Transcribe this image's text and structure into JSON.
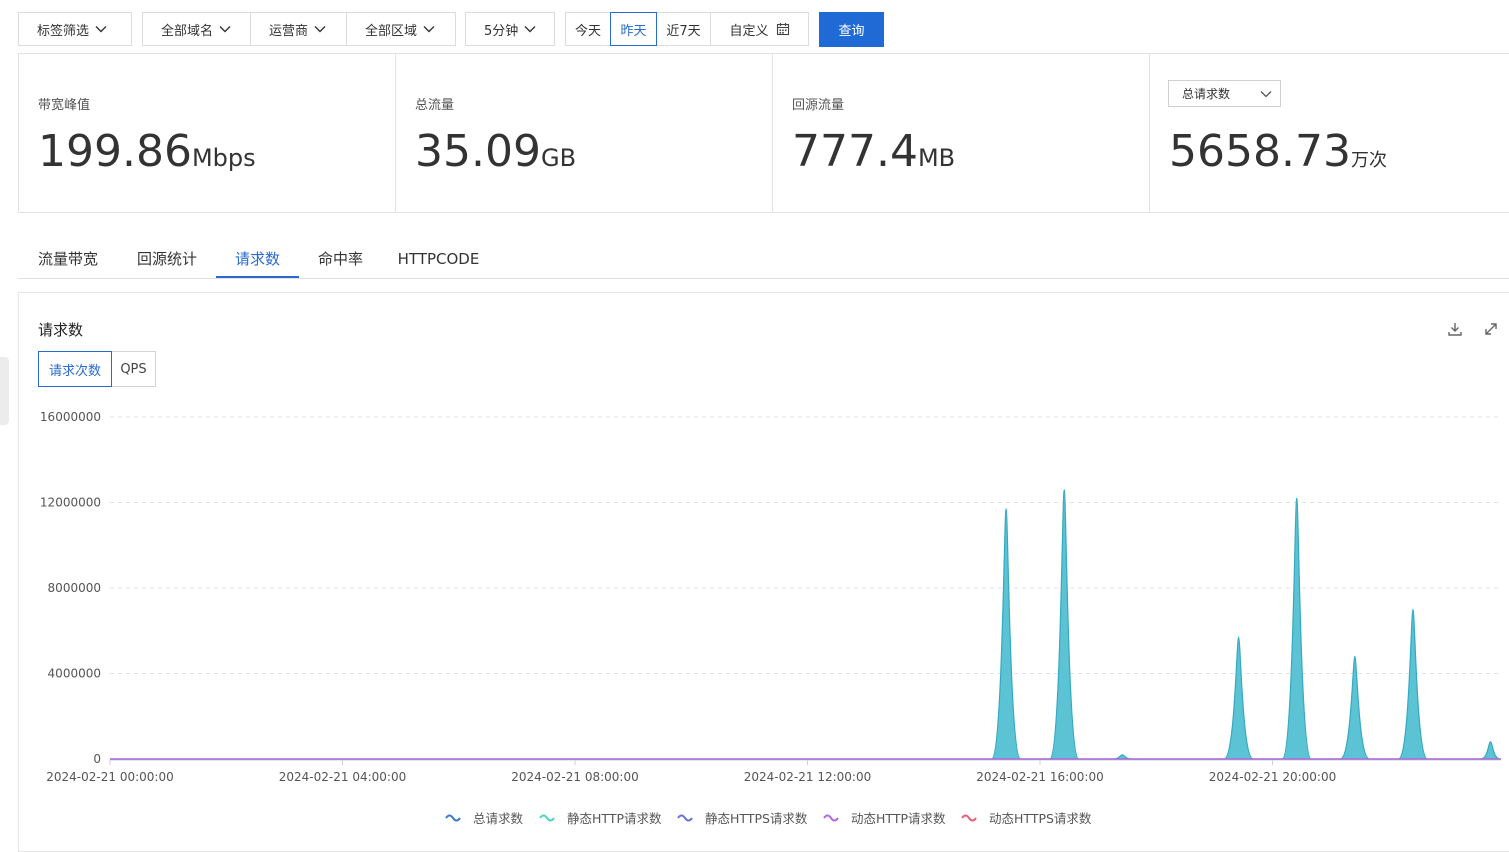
{
  "toolbar": {
    "tag_filter": "标签筛选",
    "domain": "全部域名",
    "isp": "运营商",
    "region": "全部区域",
    "interval": "5分钟",
    "date_buttons": [
      "今天",
      "昨天",
      "近7天"
    ],
    "active_date": "昨天",
    "custom": "自定义",
    "query": "查询"
  },
  "stats": {
    "bandwidth": {
      "label": "带宽峰值",
      "value": "199.86",
      "unit": "Mbps"
    },
    "total_traffic": {
      "label": "总流量",
      "value": "35.09",
      "unit": "GB"
    },
    "origin_traffic": {
      "label": "回源流量",
      "value": "777.4",
      "unit": "MB"
    },
    "requests": {
      "select": "总请求数",
      "value": "5658.73",
      "unit": "万次"
    }
  },
  "tabs": [
    "流量带宽",
    "回源统计",
    "请求数",
    "命中率",
    "HTTPCODE"
  ],
  "active_tab": "请求数",
  "panel": {
    "title": "请求数",
    "toggle": [
      "请求次数",
      "QPS"
    ],
    "active_toggle": "请求次数"
  },
  "colors": {
    "accent": "#1f6ad4",
    "spike_fill": "#5bc3d3",
    "spike_stroke": "#36a9c0",
    "baseline": "#b36ae0"
  },
  "chart_data": {
    "type": "area",
    "title": "",
    "xlabel": "",
    "ylabel": "",
    "x_range": [
      "2024-02-21 00:00:00",
      "2024-02-21 23:55:00"
    ],
    "x_ticks": [
      "2024-02-21 00:00:00",
      "2024-02-21 04:00:00",
      "2024-02-21 08:00:00",
      "2024-02-21 12:00:00",
      "2024-02-21 16:00:00",
      "2024-02-21 20:00:00"
    ],
    "y_ticks": [
      0,
      4000000,
      8000000,
      12000000,
      16000000
    ],
    "ylim": [
      0,
      16000000
    ],
    "grid": true,
    "legend_position": "bottom",
    "series": [
      {
        "name": "总请求数",
        "color": "#3d7cc9",
        "points": [
          {
            "x": "2024-02-21 00:00:00",
            "y": 0
          },
          {
            "x": "2024-02-21 15:10:00",
            "y": 0
          },
          {
            "x": "2024-02-21 15:25:00",
            "y": 11700000
          },
          {
            "x": "2024-02-21 15:40:00",
            "y": 0
          },
          {
            "x": "2024-02-21 16:10:00",
            "y": 0
          },
          {
            "x": "2024-02-21 16:25:00",
            "y": 12600000
          },
          {
            "x": "2024-02-21 16:40:00",
            "y": 0
          },
          {
            "x": "2024-02-21 17:15:00",
            "y": 0
          },
          {
            "x": "2024-02-21 17:25:00",
            "y": 200000
          },
          {
            "x": "2024-02-21 17:35:00",
            "y": 0
          },
          {
            "x": "2024-02-21 19:10:00",
            "y": 0
          },
          {
            "x": "2024-02-21 19:25:00",
            "y": 5700000
          },
          {
            "x": "2024-02-21 19:40:00",
            "y": 0
          },
          {
            "x": "2024-02-21 20:10:00",
            "y": 0
          },
          {
            "x": "2024-02-21 20:25:00",
            "y": 12200000
          },
          {
            "x": "2024-02-21 20:40:00",
            "y": 0
          },
          {
            "x": "2024-02-21 21:10:00",
            "y": 0
          },
          {
            "x": "2024-02-21 21:25:00",
            "y": 4800000
          },
          {
            "x": "2024-02-21 21:40:00",
            "y": 0
          },
          {
            "x": "2024-02-21 22:10:00",
            "y": 0
          },
          {
            "x": "2024-02-21 22:25:00",
            "y": 7000000
          },
          {
            "x": "2024-02-21 22:40:00",
            "y": 0
          },
          {
            "x": "2024-02-21 23:35:00",
            "y": 0
          },
          {
            "x": "2024-02-21 23:45:00",
            "y": 800000
          },
          {
            "x": "2024-02-21 23:55:00",
            "y": 0
          }
        ]
      },
      {
        "name": "静态HTTP请求数",
        "color": "#4fd6c8",
        "points": []
      },
      {
        "name": "静态HTTPS请求数",
        "color": "#6b74d8",
        "points": []
      },
      {
        "name": "动态HTTP请求数",
        "color": "#b36ae0",
        "points": []
      },
      {
        "name": "动态HTTPS请求数",
        "color": "#e8607a",
        "points": []
      }
    ]
  }
}
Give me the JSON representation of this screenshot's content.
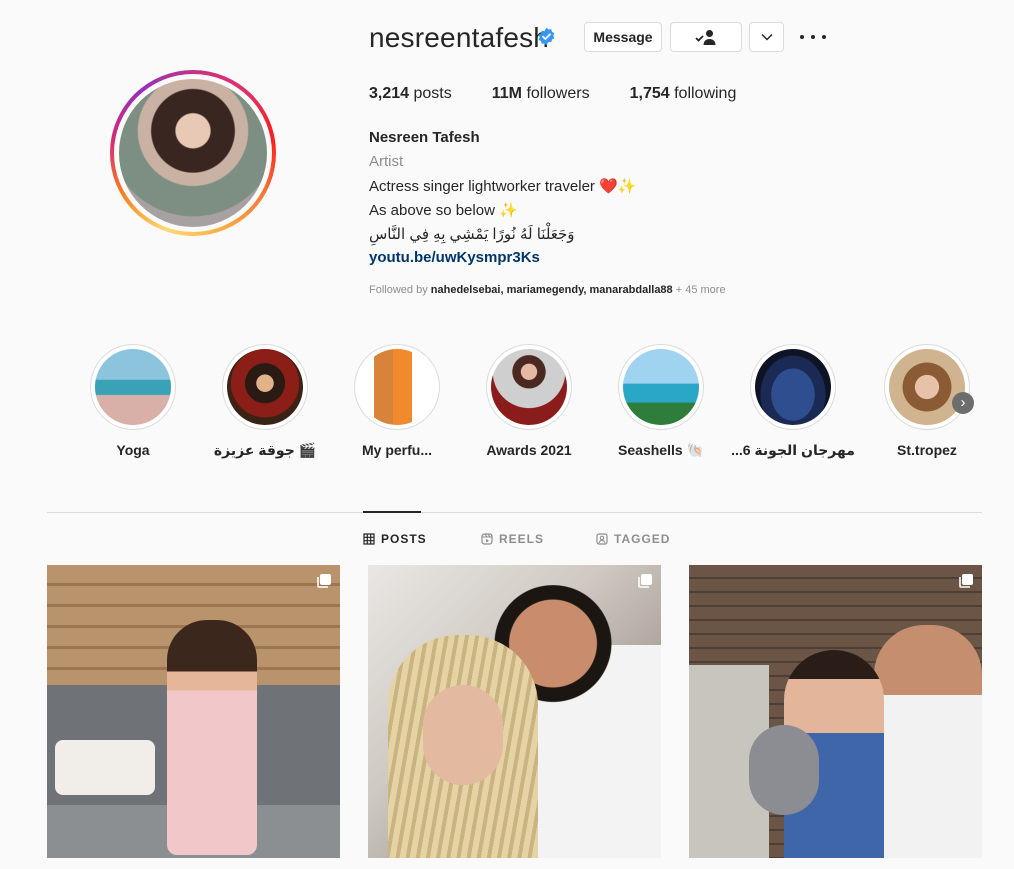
{
  "profile": {
    "username": "nesreentafesh",
    "verified_icon": "verified-badge-icon",
    "message_label": "Message",
    "stats": {
      "posts": "3,214",
      "posts_label": "posts",
      "followers": "11M",
      "followers_label": "followers",
      "following": "1,754",
      "following_label": "following"
    },
    "full_name": "Nesreen Tafesh",
    "category": "Artist",
    "bio_line1": "Actress singer lightworker traveler ❤️✨",
    "bio_line2": "As above so below ✨",
    "bio_line3": "وَجَعَلْنَا لَهُ نُورًا يَمْشِي بِهِ فِي النَّاسِ",
    "link": "youtu.be/uwKysmpr3Ks",
    "followed_by_prefix": "Followed by ",
    "followed_by_names": "nahedelsebai, mariamegendy, manarabdalla88",
    "followed_by_more": " + 45 more"
  },
  "highlights": [
    {
      "label": "Yoga"
    },
    {
      "label": "جوقة عزيزة 🎬"
    },
    {
      "label": "My perfu..."
    },
    {
      "label": "Awards 2021"
    },
    {
      "label": "Seashells 🐚"
    },
    {
      "label": "مهرجان الجونة 6..."
    },
    {
      "label": "St.tropez"
    }
  ],
  "tabs": {
    "posts": "POSTS",
    "reels": "REELS",
    "tagged": "TAGGED"
  },
  "colors": {
    "link": "#00376b",
    "verified": "#3897f0",
    "muted": "#8e8e8e"
  }
}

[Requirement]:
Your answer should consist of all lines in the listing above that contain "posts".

[Expected output]:
      "posts": "3,214",
      "posts_label": "posts",
    "posts": "POSTS",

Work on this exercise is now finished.